State Parks Assistant Administrator Alan Carpenter reminds anyone camping or hiking here or anywhere in Hawaii to pack out what they carry in. As an archaeologist, Carpenter is also responsible for the protection of the many Native Hawaiian cultural features along Napali Coast.
“With way too many people in the backcountry prior to closing the park, we were seeing rock walls being dismantled, heiau being destroyed, ancient taro lo‘i being trampled and great disrespect,” he said. “We hope with many fewer people in the parks at one time, the presence of our rangers (interpretive technicians) and continued surprise visits from DOCARE officers, we’ll see an end to this disrespectful and unlawful type of activity.”
At Kalalau, the foundation is in for a new wilderness cabin where rangers will be stationed in order to have a continuous presence at trail’s end.
While the park rangers don’t have law-enforcement powers, DOCARE officers and emergency responders are a satellite phone call away.
The state Legislature provided funding for three ranger positions after recognizing the need for “boots on the ground” to help educate visitors about wilderness behavior, to provide trail, weather and safety information, and to have immediate contact with law enforcement or first responders when needed.
“What’s happening at both Ha‘ena and Napali is exactly what we hoped for when we had the opportunity to provide many infrastructure enhancements to the parks, to limit the number of daily visitors, and to have staff there all the time,” Carpenter said.

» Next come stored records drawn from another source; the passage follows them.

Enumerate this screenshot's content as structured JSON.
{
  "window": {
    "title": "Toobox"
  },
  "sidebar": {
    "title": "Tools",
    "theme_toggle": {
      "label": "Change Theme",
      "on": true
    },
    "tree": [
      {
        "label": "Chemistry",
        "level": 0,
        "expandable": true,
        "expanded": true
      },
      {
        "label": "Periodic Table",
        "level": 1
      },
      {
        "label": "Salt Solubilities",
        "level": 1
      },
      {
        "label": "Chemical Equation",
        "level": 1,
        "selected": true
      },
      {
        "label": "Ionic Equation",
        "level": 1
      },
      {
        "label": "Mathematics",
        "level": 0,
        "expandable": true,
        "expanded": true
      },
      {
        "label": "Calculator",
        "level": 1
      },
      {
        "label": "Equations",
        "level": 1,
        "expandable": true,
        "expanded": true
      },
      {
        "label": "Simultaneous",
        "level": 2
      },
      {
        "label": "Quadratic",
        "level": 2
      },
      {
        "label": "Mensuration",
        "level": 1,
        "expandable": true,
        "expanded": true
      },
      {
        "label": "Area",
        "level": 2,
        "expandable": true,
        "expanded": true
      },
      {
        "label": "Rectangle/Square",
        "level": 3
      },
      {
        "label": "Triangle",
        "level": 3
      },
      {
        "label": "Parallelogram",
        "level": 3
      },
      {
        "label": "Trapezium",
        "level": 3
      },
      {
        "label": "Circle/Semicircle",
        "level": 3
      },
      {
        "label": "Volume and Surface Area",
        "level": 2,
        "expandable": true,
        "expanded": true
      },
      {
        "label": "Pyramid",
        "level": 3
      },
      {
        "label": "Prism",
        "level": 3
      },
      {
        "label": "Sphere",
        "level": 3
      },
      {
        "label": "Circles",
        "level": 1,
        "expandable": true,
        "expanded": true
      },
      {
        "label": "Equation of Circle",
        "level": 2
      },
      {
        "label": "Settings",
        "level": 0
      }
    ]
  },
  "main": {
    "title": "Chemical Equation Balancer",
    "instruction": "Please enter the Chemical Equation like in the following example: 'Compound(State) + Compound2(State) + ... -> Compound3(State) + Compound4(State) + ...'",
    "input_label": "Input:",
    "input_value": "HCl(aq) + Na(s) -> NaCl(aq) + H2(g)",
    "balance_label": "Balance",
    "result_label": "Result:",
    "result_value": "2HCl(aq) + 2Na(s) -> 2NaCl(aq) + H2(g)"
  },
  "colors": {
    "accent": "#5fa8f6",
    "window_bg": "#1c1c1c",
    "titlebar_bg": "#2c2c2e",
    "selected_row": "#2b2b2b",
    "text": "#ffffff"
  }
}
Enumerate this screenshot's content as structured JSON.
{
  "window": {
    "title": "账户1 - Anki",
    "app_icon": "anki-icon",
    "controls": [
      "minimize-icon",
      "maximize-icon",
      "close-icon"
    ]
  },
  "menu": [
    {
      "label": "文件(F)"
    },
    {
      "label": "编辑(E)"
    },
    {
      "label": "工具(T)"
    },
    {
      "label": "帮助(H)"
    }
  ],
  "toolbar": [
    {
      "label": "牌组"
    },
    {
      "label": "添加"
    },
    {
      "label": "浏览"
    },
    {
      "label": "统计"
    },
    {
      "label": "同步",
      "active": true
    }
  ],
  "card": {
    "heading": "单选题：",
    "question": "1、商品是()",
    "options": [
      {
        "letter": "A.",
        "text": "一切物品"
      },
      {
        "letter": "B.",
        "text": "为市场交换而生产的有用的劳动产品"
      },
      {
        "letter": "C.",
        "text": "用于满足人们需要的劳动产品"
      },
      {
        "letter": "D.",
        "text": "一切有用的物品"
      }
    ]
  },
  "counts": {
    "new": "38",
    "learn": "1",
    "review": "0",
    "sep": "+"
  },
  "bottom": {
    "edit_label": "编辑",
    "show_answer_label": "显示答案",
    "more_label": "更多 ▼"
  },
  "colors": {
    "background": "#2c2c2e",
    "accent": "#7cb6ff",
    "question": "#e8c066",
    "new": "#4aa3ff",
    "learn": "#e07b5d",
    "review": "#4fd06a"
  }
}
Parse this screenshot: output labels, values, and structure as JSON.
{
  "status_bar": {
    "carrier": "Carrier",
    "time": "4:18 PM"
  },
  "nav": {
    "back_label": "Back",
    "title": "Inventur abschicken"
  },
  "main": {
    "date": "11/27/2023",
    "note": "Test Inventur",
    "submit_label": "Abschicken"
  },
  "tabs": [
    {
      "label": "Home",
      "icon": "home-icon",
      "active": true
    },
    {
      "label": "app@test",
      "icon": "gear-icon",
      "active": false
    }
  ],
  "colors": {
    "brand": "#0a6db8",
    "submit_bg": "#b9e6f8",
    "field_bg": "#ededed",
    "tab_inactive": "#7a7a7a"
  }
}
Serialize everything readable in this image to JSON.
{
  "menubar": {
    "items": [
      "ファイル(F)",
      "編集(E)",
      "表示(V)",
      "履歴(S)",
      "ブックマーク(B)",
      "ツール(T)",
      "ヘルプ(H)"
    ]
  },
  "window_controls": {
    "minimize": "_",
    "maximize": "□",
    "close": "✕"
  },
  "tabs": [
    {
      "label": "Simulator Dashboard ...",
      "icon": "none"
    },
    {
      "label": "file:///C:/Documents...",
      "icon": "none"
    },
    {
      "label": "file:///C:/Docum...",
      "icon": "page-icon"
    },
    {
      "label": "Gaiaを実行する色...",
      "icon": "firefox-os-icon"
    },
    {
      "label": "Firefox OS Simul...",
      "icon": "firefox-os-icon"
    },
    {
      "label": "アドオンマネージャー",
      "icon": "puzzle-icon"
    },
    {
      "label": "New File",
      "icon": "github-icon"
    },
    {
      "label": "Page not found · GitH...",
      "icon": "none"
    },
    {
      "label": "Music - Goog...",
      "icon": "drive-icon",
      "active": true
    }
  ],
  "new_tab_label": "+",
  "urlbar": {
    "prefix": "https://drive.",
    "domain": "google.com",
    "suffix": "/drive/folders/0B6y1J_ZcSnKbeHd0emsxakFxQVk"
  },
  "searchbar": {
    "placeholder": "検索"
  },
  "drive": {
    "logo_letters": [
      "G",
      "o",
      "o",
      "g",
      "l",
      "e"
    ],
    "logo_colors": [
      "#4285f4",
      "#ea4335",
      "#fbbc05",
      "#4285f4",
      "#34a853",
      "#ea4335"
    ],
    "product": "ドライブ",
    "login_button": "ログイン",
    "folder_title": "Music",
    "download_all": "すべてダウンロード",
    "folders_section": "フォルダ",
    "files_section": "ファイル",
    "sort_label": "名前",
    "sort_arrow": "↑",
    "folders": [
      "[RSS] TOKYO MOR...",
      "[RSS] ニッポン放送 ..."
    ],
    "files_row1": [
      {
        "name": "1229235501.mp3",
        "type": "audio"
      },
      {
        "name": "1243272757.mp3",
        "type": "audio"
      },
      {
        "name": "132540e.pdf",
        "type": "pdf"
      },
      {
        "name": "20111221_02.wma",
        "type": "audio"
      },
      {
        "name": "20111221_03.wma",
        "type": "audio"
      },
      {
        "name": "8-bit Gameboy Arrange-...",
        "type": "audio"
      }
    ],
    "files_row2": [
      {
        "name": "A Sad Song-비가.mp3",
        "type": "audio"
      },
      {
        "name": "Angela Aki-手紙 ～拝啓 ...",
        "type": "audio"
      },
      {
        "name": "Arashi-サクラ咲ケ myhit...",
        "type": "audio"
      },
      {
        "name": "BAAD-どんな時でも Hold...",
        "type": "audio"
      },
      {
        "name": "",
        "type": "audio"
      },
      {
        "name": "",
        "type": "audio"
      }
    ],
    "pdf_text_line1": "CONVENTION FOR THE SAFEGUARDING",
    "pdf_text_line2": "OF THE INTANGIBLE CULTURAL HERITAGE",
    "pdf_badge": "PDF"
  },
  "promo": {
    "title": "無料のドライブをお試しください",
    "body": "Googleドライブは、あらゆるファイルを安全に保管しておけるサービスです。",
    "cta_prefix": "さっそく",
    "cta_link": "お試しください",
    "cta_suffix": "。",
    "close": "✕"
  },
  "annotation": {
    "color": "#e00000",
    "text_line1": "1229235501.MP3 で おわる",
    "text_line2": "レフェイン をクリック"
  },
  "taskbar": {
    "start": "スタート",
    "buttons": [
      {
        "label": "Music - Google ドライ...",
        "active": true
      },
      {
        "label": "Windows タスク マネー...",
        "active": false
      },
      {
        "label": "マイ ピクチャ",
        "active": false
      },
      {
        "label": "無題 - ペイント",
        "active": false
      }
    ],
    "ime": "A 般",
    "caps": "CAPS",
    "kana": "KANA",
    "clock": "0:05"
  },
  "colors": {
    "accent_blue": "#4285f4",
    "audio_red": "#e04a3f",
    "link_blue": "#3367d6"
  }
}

”However, we’re finding that despite the better management and reduced numbers, some visitors lack a wilderness ethic. This is a leave-no-trace area. If you pack it in, you need to pack it out. Leaving equipment and food behind for others only enables illegal and unprepared campers. Overall, six months in, we’re very pleased with what we’re seeing.”